Defendants in consolidated personal injury actions appeal from the judgments and from the denial of their motion for new trial.
Plaintiffs are husband and wife and were tenants of the defendants. The wife testified that as she was descending the back steps (which were made of concrete blocks), the bottom slab suddenly pulled loose, her heel slid and caught in a hole on the step, and she fell. Her husband testified that he inspected the step the same day and saw a freshly cracked mortar joint which had not been there before. He also said that he had notified the defendants of the hole in the step at least twice--about 6 months and one month prior to the fall--but they had failed to make repairs. Defendants denied receiving this notice and said that the only time they had received a complaint about defective steps was well over a year previously, that it was the front steps, and that they had repaired them.

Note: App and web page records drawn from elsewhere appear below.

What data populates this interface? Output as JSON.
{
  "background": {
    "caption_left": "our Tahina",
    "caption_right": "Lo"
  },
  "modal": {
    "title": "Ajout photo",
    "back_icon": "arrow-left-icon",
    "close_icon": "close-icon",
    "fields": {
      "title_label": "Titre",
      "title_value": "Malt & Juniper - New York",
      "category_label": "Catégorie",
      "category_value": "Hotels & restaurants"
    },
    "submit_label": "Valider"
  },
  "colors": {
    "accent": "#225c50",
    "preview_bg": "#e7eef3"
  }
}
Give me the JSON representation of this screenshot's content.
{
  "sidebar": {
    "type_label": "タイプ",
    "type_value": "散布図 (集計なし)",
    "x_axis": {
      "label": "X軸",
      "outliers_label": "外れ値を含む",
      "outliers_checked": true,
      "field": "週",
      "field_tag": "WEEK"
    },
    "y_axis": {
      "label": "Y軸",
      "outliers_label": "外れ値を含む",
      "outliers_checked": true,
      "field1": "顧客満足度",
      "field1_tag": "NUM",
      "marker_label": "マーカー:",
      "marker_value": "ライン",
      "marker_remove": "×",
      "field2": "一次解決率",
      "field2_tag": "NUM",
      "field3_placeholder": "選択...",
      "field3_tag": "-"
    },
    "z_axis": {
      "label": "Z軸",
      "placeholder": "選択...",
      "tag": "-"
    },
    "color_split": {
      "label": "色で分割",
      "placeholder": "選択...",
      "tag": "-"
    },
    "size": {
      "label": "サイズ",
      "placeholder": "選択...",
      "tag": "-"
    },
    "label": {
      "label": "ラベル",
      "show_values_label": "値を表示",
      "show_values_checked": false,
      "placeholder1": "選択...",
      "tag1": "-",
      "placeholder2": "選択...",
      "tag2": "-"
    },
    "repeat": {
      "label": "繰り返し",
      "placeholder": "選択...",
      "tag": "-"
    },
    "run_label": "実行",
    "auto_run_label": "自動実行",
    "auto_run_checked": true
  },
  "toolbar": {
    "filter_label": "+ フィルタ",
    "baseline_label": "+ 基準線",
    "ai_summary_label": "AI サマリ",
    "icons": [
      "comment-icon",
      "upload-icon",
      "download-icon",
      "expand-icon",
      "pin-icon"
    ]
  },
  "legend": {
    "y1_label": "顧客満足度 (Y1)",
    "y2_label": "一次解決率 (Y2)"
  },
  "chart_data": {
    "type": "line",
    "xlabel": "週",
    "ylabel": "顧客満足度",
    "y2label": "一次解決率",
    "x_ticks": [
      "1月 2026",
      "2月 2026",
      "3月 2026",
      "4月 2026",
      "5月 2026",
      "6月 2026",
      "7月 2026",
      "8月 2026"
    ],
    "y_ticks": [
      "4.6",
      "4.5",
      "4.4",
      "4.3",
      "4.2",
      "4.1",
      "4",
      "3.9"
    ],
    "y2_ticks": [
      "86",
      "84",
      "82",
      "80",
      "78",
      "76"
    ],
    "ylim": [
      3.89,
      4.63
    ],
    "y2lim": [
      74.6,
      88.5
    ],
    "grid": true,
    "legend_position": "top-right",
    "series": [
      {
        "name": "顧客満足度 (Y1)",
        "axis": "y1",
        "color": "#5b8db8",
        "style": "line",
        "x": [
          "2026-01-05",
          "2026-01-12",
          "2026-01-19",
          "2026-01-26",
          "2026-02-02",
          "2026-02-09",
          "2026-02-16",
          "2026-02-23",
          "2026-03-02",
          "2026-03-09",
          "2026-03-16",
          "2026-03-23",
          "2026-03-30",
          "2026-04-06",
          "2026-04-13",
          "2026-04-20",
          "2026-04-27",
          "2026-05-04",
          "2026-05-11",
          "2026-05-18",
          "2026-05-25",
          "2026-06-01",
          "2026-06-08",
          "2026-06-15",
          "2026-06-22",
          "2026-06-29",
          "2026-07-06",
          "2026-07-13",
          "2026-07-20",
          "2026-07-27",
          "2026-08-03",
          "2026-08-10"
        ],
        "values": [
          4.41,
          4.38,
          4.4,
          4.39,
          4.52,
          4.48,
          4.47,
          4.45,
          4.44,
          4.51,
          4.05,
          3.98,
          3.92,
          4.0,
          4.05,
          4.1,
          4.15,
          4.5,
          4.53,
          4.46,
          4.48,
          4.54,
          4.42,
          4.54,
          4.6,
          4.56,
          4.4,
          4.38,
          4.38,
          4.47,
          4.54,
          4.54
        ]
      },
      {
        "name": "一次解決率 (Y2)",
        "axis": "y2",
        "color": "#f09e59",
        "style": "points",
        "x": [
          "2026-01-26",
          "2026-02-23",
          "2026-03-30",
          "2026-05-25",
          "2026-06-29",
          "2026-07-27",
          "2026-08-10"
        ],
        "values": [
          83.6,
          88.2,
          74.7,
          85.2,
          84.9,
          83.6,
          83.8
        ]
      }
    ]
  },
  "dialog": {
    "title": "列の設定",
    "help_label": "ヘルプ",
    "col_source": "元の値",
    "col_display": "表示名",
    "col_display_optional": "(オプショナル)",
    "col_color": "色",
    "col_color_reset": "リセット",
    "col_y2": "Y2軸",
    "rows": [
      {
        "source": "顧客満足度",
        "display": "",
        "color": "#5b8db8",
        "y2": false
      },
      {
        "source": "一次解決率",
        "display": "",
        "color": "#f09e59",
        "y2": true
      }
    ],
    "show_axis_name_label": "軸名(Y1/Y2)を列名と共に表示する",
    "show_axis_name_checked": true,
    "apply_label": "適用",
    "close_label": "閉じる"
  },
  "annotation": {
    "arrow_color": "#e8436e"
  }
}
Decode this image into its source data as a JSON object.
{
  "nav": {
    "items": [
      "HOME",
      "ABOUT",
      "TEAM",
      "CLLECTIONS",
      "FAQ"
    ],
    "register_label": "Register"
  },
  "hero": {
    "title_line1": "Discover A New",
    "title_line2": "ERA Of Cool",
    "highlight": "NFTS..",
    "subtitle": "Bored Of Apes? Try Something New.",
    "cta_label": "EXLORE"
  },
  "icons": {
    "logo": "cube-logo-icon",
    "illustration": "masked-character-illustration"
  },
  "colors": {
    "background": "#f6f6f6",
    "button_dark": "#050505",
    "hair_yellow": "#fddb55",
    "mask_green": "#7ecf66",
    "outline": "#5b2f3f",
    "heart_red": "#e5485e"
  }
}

1. Although conflicting, the evidence was sufficient to authorize the verdict.
2. Defendants contend the verdict was contrary to law since they had no duty of inspection; that admittedly no notice was given concerning the loose block which would give rise to a duty to repair that particular defect; and that since plaintiff's wife had full knowledge of the hole in the step, she should have, in the exercise of ordinary care, avoided that defective part of the premises.
While all these propositions may be correct standing alone, there is also authority that once a landlord is given notice of a patent defect, he is liable for any other latent defect which inspection would have revealed if he had undertaken repairs. Canfield v. Howard, 109 Ga. App. 566 (136 SE2d 431)
; Simon v. Simmons, 36 Ga. App. 518 (137 SE 282)
. Further, knowledge of a defect does not make a person contributorily negligent, as a matter of law, unless there is also knowledge of danger inherent in the defect. Carmack v. Oglethorpe Co., 114 Ga. App. 512 (151 SE2d 799)
; Garner v. LaMarr, 88 Ga. App. 364 (76 SE2d 721)
; Wolbe v. Jossey, 42 Ga. App. 612 (157 SE 233)
. The evidence here authorized a finding according to these principles.
3. Defendants contend the court erred in admitting certain photographs of the steps because they were taken after the fall. This contention is without merit. Several witnesses, as well as the plaintiffs, testified that the photographs correctly represented the condition of the steps on the date of the fall. They were therefore properly admitted to illustrate this condition.
4. Several of defendants' enumerations of error deal with the injection of the issue of insurance. Since the record reveals that defendants themselves first raised this subject by an attempt to show that plaintiff-wife had signed a statement with an adjuster (which they later introduced), they cannot complain that the topic was pursued further by plaintiffs' counsel in an attempt to explain it.
5. Several other enumerations deal with the refusal of the court to admit a variety of evidence concerning the status of plaintiffs' rent payments and a purported eviction attempt. They contend it would show a bad "state of feelings" on the part of plaintiffs toward them. While "state of feelings" toward a party may be proved by direct testimony (similar to "reputation"), it may not be shown by particular acts or transactions. Eugee v. State, 159 Ga. 604 (126 SE 471); Durham v. Durham, 156 Ga. 454 (119 SE 702).
7. They contend the court erred in allowing plaintiffs' medical expert to testify that plaintiff-wife had complained of a burning pain in her arm (which then caused him to take spinal x-rays). However, testimony to the same effect was given without objection several other times during the examination of this witness and the testimony of defendants' medical expert was replete with references to her complaints. Although erroneous, the admission of this particular testimony does not require a reversal. Sapp v. Callaway, 208 Ga. 805 (69 SE2d 734)
8. Defendants contend the court improperly refused to admit a series of x-rays (taken at times prior to the fall in issue and bearing Abe name Betty Jean Smith) as they were properly identified by their custodian as business records of the hospital. While x-rays may be admitted under the business records statute as an exception to the hearsay rule, they must, like any other evidence, be germane to the issue tried. The x-rays here prove only that some person or persons named Betty Jean Smith had x-rays made of various parts of the body at various times prior to the date of plaintiff-wife's fall. Without more foundation, it would strain the most liberal concept of relevance to say they should have been admitted. The court did not err.
9. All of the enumerations dealing with the refusal to give requested charges are without merit. The court gave correct charges on the law in substantially the same language as those requested which were correct statements of law or supported by evidence. Hardwick v. Price, 114 Ga. App. 817 (152 SE2d 905)
10. All other enumerations are without merit.
Frank M. Gleason, for appellants.